**Exercise directions**
Please return every record exactly, with no pictures included.

**Supplied material**
* * * * * * * * *

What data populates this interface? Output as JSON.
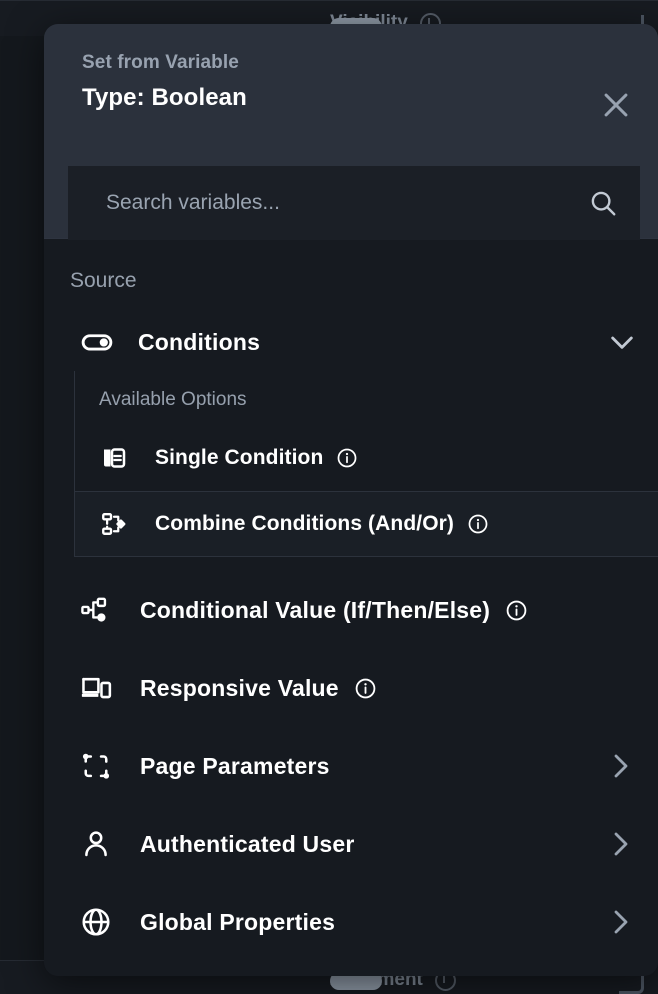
{
  "background": {
    "top_control": {
      "label": "Visibility",
      "icon": "toggle-switch",
      "info_icon": "info-icon"
    },
    "bottom_control": {
      "label": "Alignment",
      "icon": "toggle-switch",
      "info_icon": "info-icon"
    }
  },
  "modal": {
    "eyebrow": "Set from Variable",
    "title": "Type: Boolean",
    "close_icon": "close-icon",
    "search": {
      "placeholder": "Search variables...",
      "value": "",
      "icon": "search-icon"
    },
    "section_label": "Source",
    "group": {
      "label": "Conditions",
      "icon": "toggle-switch-icon",
      "chevron": "chevron-down-icon",
      "expanded": true,
      "sub_label": "Available Options",
      "options": [
        {
          "label": "Single Condition",
          "icon": "single-condition-icon",
          "info": "info-icon",
          "selected": false
        },
        {
          "label": "Combine Conditions (And/Or)",
          "icon": "combine-conditions-icon",
          "info": "info-icon",
          "selected": true
        }
      ]
    },
    "rows": [
      {
        "label": "Conditional Value (If/Then/Else)",
        "icon": "conditional-value-icon",
        "info": "info-icon",
        "chevron": ""
      },
      {
        "label": "Responsive Value",
        "icon": "responsive-value-icon",
        "info": "info-icon",
        "chevron": ""
      },
      {
        "label": "Page Parameters",
        "icon": "page-parameters-icon",
        "info": "",
        "chevron": "chevron-right-icon"
      },
      {
        "label": "Authenticated User",
        "icon": "user-icon",
        "info": "",
        "chevron": "chevron-right-icon"
      },
      {
        "label": "Global Properties",
        "icon": "globe-icon",
        "info": "",
        "chevron": "chevron-right-icon"
      }
    ]
  },
  "colors": {
    "page_background": "#14181d",
    "panel_body": "#161a20",
    "panel_header": "#2b313c",
    "search_field": "#1b1f26",
    "text_primary": "#ffffff",
    "text_muted": "#97a1ae",
    "divider": "#2c323c"
  }
}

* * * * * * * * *

**Task response**
What data populates this interface? Output as JSON.
{
  "background": {
    "top_control": {
      "label": "Visibility",
      "icon": "toggle-switch",
      "info_icon": "info-icon"
    },
    "bottom_control": {
      "label": "Alignment",
      "icon": "toggle-switch",
      "info_icon": "info-icon"
    }
  },
  "modal": {
    "eyebrow": "Set from Variable",
    "title": "Type: Boolean",
    "close_icon": "close-icon",
    "search": {
      "placeholder": "Search variables...",
      "value": "",
      "icon": "search-icon"
    },
    "section_label": "Source",
    "group": {
      "label": "Conditions",
      "icon": "toggle-switch-icon",
      "chevron": "chevron-down-icon",
      "expanded": true,
      "sub_label": "Available Options",
      "options": [
        {
          "label": "Single Condition",
          "icon": "single-condition-icon",
          "info": "info-icon",
          "selected": false
        },
        {
          "label": "Combine Conditions (And/Or)",
          "icon": "combine-conditions-icon",
          "info": "info-icon",
          "selected": true
        }
      ]
    },
    "rows": [
      {
        "label": "Conditional Value (If/Then/Else)",
        "icon": "conditional-value-icon",
        "info": "info-icon",
        "chevron": ""
      },
      {
        "label": "Responsive Value",
        "icon": "responsive-value-icon",
        "info": "info-icon",
        "chevron": ""
      },
      {
        "label": "Page Parameters",
        "icon": "page-parameters-icon",
        "info": "",
        "chevron": "chevron-right-icon"
      },
      {
        "label": "Authenticated User",
        "icon": "user-icon",
        "info": "",
        "chevron": "chevron-right-icon"
      },
      {
        "label": "Global Properties",
        "icon": "globe-icon",
        "info": "",
        "chevron": "chevron-right-icon"
      }
    ]
  },
  "colors": {
    "page_background": "#14181d",
    "panel_body": "#161a20",
    "panel_header": "#2b313c",
    "search_field": "#1b1f26",
    "text_primary": "#ffffff",
    "text_muted": "#97a1ae",
    "divider": "#2c323c"
  }
}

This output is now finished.